‘Yer Mate Half a Shandy down the Wotsitsnames would be Dandy – on wayz see you slater’ sent in error to Great Auntie Sheila

‘That would be marvellous I do enjoy a bit of crocheting.  And the lavender cushions we made at Creative Company add a glorious aroma to my sock drawer’ sent in error to Big Bill Baloney who you are meeting for a pint.

Anyway(!), on with the blog :

So what has happened?  If you have been one of my marvellous close friends who has supported me in so many ways over the last few weeks, please read the rest of this paragraph.  Please, then switch off the computer and you can go about your daily lives.  In a nutshell – thank you, thank you, thank you – I genuinely don’t know what I would have done without you.

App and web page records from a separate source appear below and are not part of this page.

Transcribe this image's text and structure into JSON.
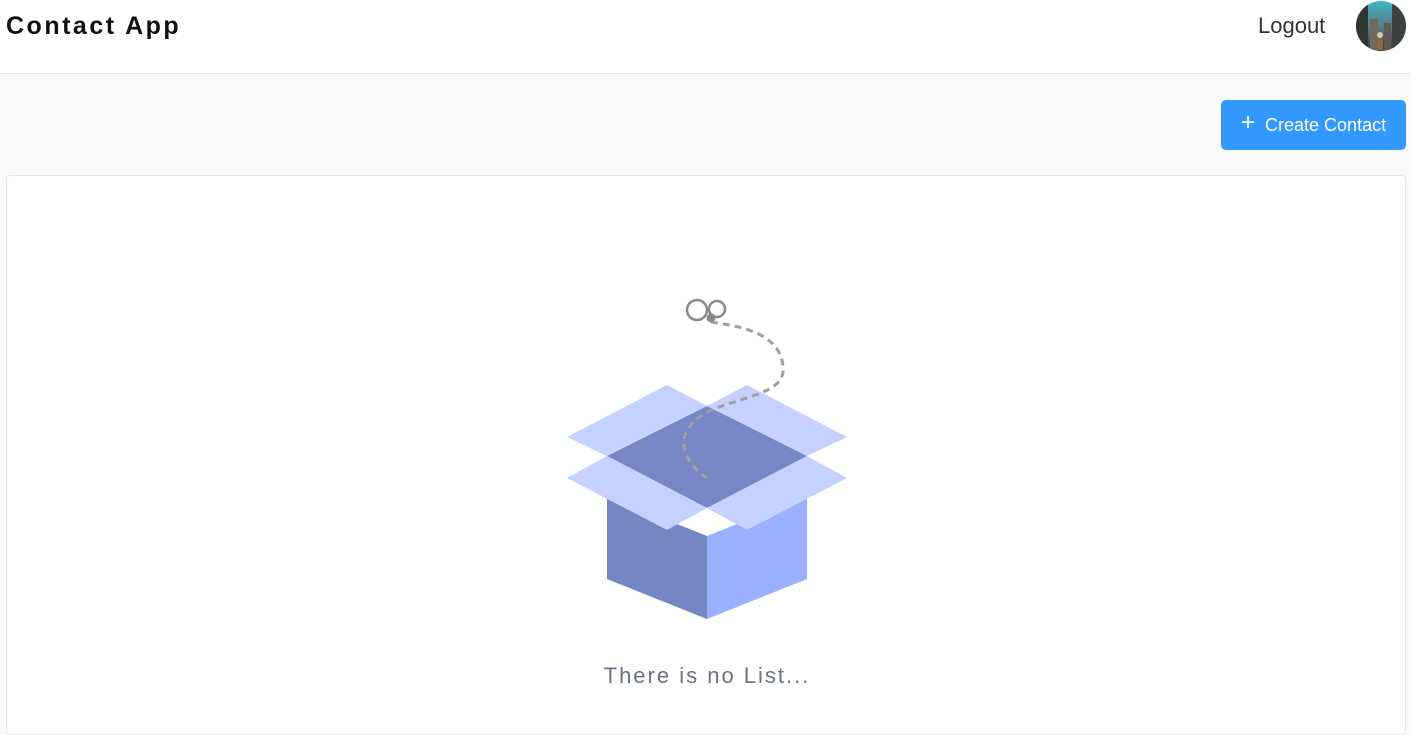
{
  "header": {
    "title": "Contact App",
    "logout_label": "Logout",
    "avatar_icon": "user-avatar"
  },
  "toolbar": {
    "create_label": "Create Contact",
    "create_icon": "plus-icon",
    "create_color": "#3399ff"
  },
  "empty_state": {
    "message": "There is no List...",
    "illustration": "empty-box-icon"
  }
}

Now, please leave quietly in a single file, please consider our neighbours.  Also, if you are going to the pub, mines a ‘g and l’.

Now they’ve gone I can tell the four of you who are left, the rest of the twaddle.

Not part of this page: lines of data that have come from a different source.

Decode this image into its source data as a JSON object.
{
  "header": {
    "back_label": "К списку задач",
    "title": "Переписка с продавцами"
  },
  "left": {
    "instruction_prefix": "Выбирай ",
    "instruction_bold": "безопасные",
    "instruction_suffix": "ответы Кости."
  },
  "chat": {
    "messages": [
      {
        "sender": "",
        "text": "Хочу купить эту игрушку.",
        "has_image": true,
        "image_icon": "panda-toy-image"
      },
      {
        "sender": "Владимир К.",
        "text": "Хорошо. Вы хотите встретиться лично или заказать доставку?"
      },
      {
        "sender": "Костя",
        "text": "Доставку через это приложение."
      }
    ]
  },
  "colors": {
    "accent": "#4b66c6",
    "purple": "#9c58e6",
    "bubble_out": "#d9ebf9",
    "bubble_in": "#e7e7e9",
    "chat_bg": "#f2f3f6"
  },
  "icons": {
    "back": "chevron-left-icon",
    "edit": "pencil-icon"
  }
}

Meds have been unpredictable for a while.

A recap : PD bubbles along doing it’s own thing and meds ‘control’ the symptoms.  If you are a newbie who has better things to do than read 25,000 words, here is a brief ‘in my words’ description.  The meds for me are miraculous when they work, BUT they are unreliable.  So that can be the difference between walking and hardly walking, smiling and sobbing.

In the couple of weeks prior to the run, meds have been switching off up to four times a day without warning.    This has been scarey as not only do the motor symptoms kick off, but my mood has been crashing.  My mood crashing is not me getting stressed about anything, it is not me consciously crying.  I just start to sob uncontrollably for no apparent reason.   I appreciate that this is very difficult for those who are with me.

People just want to help, but actually there is very little they can do.  Friends with PD know this and I think I have said it before that ‘you don’t get it unless you’ve got it’.  The unpredictableness, the lack of rhyme or reason why symptoms kick off.  However, I have called upon my friends who have come to my rescue at a moments notice, to just sit and be there – thank you.

Slept badly doesn’t necessarily mean a bad day.  Eaten well and hydrated well doesn’t necessarily mean a good day.

The only thing which definitely makes symptoms bad is STRESS (capitals obligatory) which I have written about in blog 5.

Recently I have found that quiet and meditation can calm some of the symptoms.

For me, living with PD is all about keeping going and learning new skills.  but I have only realised very recently that resting and meditating is not a waste of time.  It is essential and makes a real difference – more in a future blog.

Physical Activity + Learning new Skills + Meditation/Rest = Better PD Person

So in summary, a combination of the following were my reasons for withdrawing from the run :

  • The extremely unpredictable meds would make the run even more difficult.
  • No training for two weeks prior to the run.

What am I doing about these problem meds :

  • I have an appointment with a PD Consultant to discuss meds.
  • I am continuing to exercise daily.
  • I am trying to eat more to put on some weight.
  • I am trying to factor some short meditation into every day.
  • I am approaching life with a positive attitude and limiting stress as much as possible.

PD Update :

Randomly the past week has been back to the usual rubbish unpredictableness, I can put up with that.  I wish I knew why the two weeks prior were so so awful.

And actually as of this exact moment I am feeling almost totally tip top (ish) … I love life when everything is in some kind of, albeit wonky, equilibrium.   (Hoping that is the correct use of the word.  If it’s not, I trust it’s not a lesser known expletive).